BEGIN SOURCE DATA
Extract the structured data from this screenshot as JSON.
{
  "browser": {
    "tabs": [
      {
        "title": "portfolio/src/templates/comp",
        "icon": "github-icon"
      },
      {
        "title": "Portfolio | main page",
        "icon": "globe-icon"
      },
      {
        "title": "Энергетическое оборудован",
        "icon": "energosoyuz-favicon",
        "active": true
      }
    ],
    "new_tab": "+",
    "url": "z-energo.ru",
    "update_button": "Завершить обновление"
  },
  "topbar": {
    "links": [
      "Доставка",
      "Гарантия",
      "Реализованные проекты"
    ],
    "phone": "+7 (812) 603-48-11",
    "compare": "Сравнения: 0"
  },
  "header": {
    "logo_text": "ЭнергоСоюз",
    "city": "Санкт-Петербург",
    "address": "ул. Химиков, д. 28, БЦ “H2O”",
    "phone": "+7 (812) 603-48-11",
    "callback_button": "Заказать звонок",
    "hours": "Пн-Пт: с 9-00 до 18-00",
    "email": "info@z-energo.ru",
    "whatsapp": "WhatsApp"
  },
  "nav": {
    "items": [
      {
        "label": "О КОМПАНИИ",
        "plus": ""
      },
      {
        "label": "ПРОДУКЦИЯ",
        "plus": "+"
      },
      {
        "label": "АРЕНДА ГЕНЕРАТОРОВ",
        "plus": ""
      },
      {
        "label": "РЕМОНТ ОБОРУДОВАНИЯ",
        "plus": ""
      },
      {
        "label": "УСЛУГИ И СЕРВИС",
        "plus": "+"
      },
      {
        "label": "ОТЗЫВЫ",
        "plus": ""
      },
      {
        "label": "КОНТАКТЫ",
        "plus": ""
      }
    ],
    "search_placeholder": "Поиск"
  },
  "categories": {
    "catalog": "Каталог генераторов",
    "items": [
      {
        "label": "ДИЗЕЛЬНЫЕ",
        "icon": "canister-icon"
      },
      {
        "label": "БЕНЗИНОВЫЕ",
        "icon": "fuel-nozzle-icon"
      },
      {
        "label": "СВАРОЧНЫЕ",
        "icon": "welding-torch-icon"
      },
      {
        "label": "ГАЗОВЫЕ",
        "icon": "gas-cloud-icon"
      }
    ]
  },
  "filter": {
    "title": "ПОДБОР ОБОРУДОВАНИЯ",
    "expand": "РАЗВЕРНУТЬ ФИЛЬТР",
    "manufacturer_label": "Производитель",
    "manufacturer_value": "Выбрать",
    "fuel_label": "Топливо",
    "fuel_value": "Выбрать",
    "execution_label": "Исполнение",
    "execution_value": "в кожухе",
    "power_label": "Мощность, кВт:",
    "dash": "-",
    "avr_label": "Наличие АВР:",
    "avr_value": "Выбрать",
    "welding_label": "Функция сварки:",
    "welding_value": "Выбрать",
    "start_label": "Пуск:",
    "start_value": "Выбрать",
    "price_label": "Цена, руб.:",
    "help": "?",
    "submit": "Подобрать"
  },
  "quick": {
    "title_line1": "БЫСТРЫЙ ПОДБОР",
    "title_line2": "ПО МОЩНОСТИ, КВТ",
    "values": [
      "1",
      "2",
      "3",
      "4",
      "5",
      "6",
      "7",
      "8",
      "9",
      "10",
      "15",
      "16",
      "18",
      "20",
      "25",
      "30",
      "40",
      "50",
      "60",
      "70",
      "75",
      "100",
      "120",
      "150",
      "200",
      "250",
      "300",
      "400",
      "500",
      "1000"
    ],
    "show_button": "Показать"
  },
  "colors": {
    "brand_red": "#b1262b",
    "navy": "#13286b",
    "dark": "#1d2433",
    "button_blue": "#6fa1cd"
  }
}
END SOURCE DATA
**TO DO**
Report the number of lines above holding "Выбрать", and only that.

**PROBLEM SOLUTION**
5